[Data about app and page elements]
Start of Block
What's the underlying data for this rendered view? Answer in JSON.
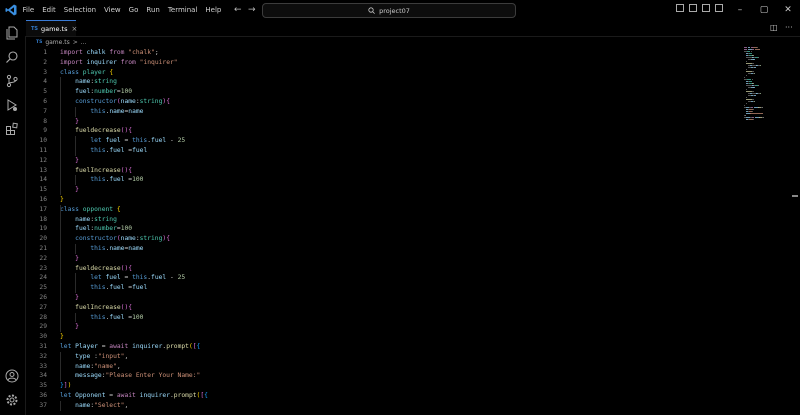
{
  "menu": [
    "File",
    "Edit",
    "Selection",
    "View",
    "Go",
    "Run",
    "Terminal",
    "Help"
  ],
  "search": {
    "text": "project07"
  },
  "tab": {
    "label": "game.ts",
    "lang": "TS",
    "close": "×"
  },
  "breadcrumb": {
    "file": "game.ts",
    "sep": ">",
    "more": "..."
  },
  "winctl": {
    "min": "–",
    "max": "▢",
    "close": "✕"
  },
  "colors": {
    "accent": "#3a7bd5",
    "ts": "#3178c6",
    "keyword": "#c586c0",
    "string": "#ce9178",
    "number": "#b5cea8",
    "ident": "#9cdcfe",
    "type": "#4ec9b0",
    "func": "#dcdcaa"
  },
  "code_lines": [
    [
      [
        "kw",
        "import"
      ],
      [
        "plain",
        " "
      ],
      [
        "id",
        "chalk"
      ],
      [
        "plain",
        " "
      ],
      [
        "kw",
        "from"
      ],
      [
        "plain",
        " "
      ],
      [
        "str",
        "\"chalk\""
      ],
      [
        "plain",
        ";"
      ]
    ],
    [
      [
        "kw",
        "import"
      ],
      [
        "plain",
        " "
      ],
      [
        "id",
        "inquirer"
      ],
      [
        "plain",
        " "
      ],
      [
        "kw",
        "from"
      ],
      [
        "plain",
        " "
      ],
      [
        "str",
        "\"inquirer\""
      ]
    ],
    [
      [
        "kwb",
        "class"
      ],
      [
        "plain",
        " "
      ],
      [
        "ty",
        "player"
      ],
      [
        "plain",
        " "
      ],
      [
        "br1",
        "{"
      ]
    ],
    [
      [
        "plain",
        "    "
      ],
      [
        "id",
        "name"
      ],
      [
        "plain",
        ":"
      ],
      [
        "ty",
        "string"
      ]
    ],
    [
      [
        "plain",
        "    "
      ],
      [
        "id",
        "fuel"
      ],
      [
        "plain",
        ":"
      ],
      [
        "ty",
        "number"
      ],
      [
        "plain",
        "="
      ],
      [
        "num",
        "100"
      ]
    ],
    [
      [
        "plain",
        "    "
      ],
      [
        "kwb",
        "constructor"
      ],
      [
        "br2",
        "("
      ],
      [
        "id",
        "name"
      ],
      [
        "plain",
        ":"
      ],
      [
        "ty",
        "string"
      ],
      [
        "br2",
        ")"
      ],
      [
        "br2",
        "{"
      ]
    ],
    [
      [
        "plain",
        "        "
      ],
      [
        "kwb",
        "this"
      ],
      [
        "plain",
        "."
      ],
      [
        "id",
        "name"
      ],
      [
        "plain",
        "="
      ],
      [
        "id",
        "name"
      ]
    ],
    [
      [
        "plain",
        "    "
      ],
      [
        "br2",
        "}"
      ]
    ],
    [
      [
        "plain",
        "    "
      ],
      [
        "fn",
        "fueldecrease"
      ],
      [
        "br2",
        "()"
      ],
      [
        "br2",
        "{"
      ]
    ],
    [
      [
        "plain",
        "        "
      ],
      [
        "kwb",
        "let"
      ],
      [
        "plain",
        " "
      ],
      [
        "id",
        "fuel"
      ],
      [
        "plain",
        " = "
      ],
      [
        "kwb",
        "this"
      ],
      [
        "plain",
        "."
      ],
      [
        "id",
        "fuel"
      ],
      [
        "plain",
        " - "
      ],
      [
        "num",
        "25"
      ]
    ],
    [
      [
        "plain",
        "        "
      ],
      [
        "kwb",
        "this"
      ],
      [
        "plain",
        "."
      ],
      [
        "id",
        "fuel"
      ],
      [
        "plain",
        " ="
      ],
      [
        "id",
        "fuel"
      ]
    ],
    [
      [
        "plain",
        "    "
      ],
      [
        "br2",
        "}"
      ]
    ],
    [
      [
        "plain",
        "    "
      ],
      [
        "fn",
        "fuelIncrease"
      ],
      [
        "br2",
        "()"
      ],
      [
        "br2",
        "{"
      ]
    ],
    [
      [
        "plain",
        "        "
      ],
      [
        "kwb",
        "this"
      ],
      [
        "plain",
        "."
      ],
      [
        "id",
        "fuel"
      ],
      [
        "plain",
        " ="
      ],
      [
        "num",
        "100"
      ]
    ],
    [
      [
        "plain",
        "    "
      ],
      [
        "br2",
        "}"
      ]
    ],
    [
      [
        "br1",
        "}"
      ]
    ],
    [
      [
        "kwb",
        "class"
      ],
      [
        "plain",
        " "
      ],
      [
        "ty",
        "opponent"
      ],
      [
        "plain",
        " "
      ],
      [
        "br1",
        "{"
      ]
    ],
    [
      [
        "plain",
        "    "
      ],
      [
        "id",
        "name"
      ],
      [
        "plain",
        ":"
      ],
      [
        "ty",
        "string"
      ]
    ],
    [
      [
        "plain",
        "    "
      ],
      [
        "id",
        "fuel"
      ],
      [
        "plain",
        ":"
      ],
      [
        "ty",
        "number"
      ],
      [
        "plain",
        "="
      ],
      [
        "num",
        "100"
      ]
    ],
    [
      [
        "plain",
        "    "
      ],
      [
        "kwb",
        "constructor"
      ],
      [
        "br2",
        "("
      ],
      [
        "id",
        "name"
      ],
      [
        "plain",
        ":"
      ],
      [
        "ty",
        "string"
      ],
      [
        "br2",
        ")"
      ],
      [
        "br2",
        "{"
      ]
    ],
    [
      [
        "plain",
        "        "
      ],
      [
        "kwb",
        "this"
      ],
      [
        "plain",
        "."
      ],
      [
        "id",
        "name"
      ],
      [
        "plain",
        "="
      ],
      [
        "id",
        "name"
      ]
    ],
    [
      [
        "plain",
        "    "
      ],
      [
        "br2",
        "}"
      ]
    ],
    [
      [
        "plain",
        "    "
      ],
      [
        "fn",
        "fueldecrease"
      ],
      [
        "br2",
        "()"
      ],
      [
        "br2",
        "{"
      ]
    ],
    [
      [
        "plain",
        "        "
      ],
      [
        "kwb",
        "let"
      ],
      [
        "plain",
        " "
      ],
      [
        "id",
        "fuel"
      ],
      [
        "plain",
        " = "
      ],
      [
        "kwb",
        "this"
      ],
      [
        "plain",
        "."
      ],
      [
        "id",
        "fuel"
      ],
      [
        "plain",
        " - "
      ],
      [
        "num",
        "25"
      ]
    ],
    [
      [
        "plain",
        "        "
      ],
      [
        "kwb",
        "this"
      ],
      [
        "plain",
        "."
      ],
      [
        "id",
        "fuel"
      ],
      [
        "plain",
        " ="
      ],
      [
        "id",
        "fuel"
      ]
    ],
    [
      [
        "plain",
        "    "
      ],
      [
        "br2",
        "}"
      ]
    ],
    [
      [
        "plain",
        "    "
      ],
      [
        "fn",
        "fuelIncrease"
      ],
      [
        "br2",
        "()"
      ],
      [
        "br2",
        "{"
      ]
    ],
    [
      [
        "plain",
        "        "
      ],
      [
        "kwb",
        "this"
      ],
      [
        "plain",
        "."
      ],
      [
        "id",
        "fuel"
      ],
      [
        "plain",
        " ="
      ],
      [
        "num",
        "100"
      ]
    ],
    [
      [
        "plain",
        "    "
      ],
      [
        "br2",
        "}"
      ]
    ],
    [
      [
        "br1",
        "}"
      ]
    ],
    [
      [
        "kwb",
        "let"
      ],
      [
        "plain",
        " "
      ],
      [
        "id",
        "Player"
      ],
      [
        "plain",
        " = "
      ],
      [
        "kw",
        "await"
      ],
      [
        "plain",
        " "
      ],
      [
        "id",
        "inquirer"
      ],
      [
        "plain",
        "."
      ],
      [
        "fn",
        "prompt"
      ],
      [
        "br1",
        "("
      ],
      [
        "br2",
        "["
      ],
      [
        "br3",
        "{"
      ]
    ],
    [
      [
        "plain",
        "    "
      ],
      [
        "id",
        "type"
      ],
      [
        "plain",
        " :"
      ],
      [
        "str",
        "\"input\""
      ],
      [
        "plain",
        ","
      ]
    ],
    [
      [
        "plain",
        "    "
      ],
      [
        "id",
        "name"
      ],
      [
        "plain",
        ":"
      ],
      [
        "str",
        "\"name\""
      ],
      [
        "plain",
        ","
      ]
    ],
    [
      [
        "plain",
        "    "
      ],
      [
        "id",
        "message"
      ],
      [
        "plain",
        ":"
      ],
      [
        "str",
        "\"Please Enter Your Name:\""
      ]
    ],
    [
      [
        "br3",
        "}"
      ],
      [
        "br2",
        "]"
      ],
      [
        "br1",
        ")"
      ]
    ],
    [
      [
        "kwb",
        "let"
      ],
      [
        "plain",
        " "
      ],
      [
        "id",
        "Opponent"
      ],
      [
        "plain",
        " = "
      ],
      [
        "kw",
        "await"
      ],
      [
        "plain",
        " "
      ],
      [
        "id",
        "inquirer"
      ],
      [
        "plain",
        "."
      ],
      [
        "fn",
        "prompt"
      ],
      [
        "br1",
        "("
      ],
      [
        "br2",
        "["
      ],
      [
        "br3",
        "{"
      ]
    ],
    [
      [
        "plain",
        "    "
      ],
      [
        "id",
        "name"
      ],
      [
        "plain",
        ":"
      ],
      [
        "str",
        "\"Select\""
      ],
      [
        "plain",
        ","
      ]
    ]
  ]
}
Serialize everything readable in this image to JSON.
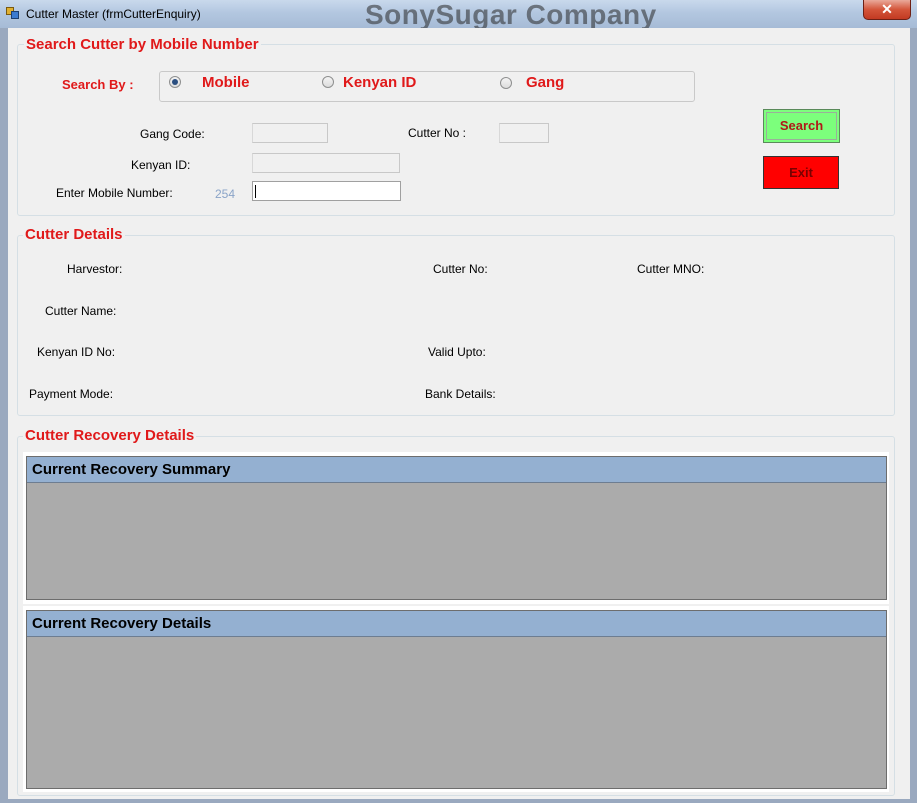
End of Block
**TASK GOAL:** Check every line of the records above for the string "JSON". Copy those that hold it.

**SOLUTION:**
What's the underlying data for this rendered view? Answer in JSON.
Serialize everything readable in this image to JSON.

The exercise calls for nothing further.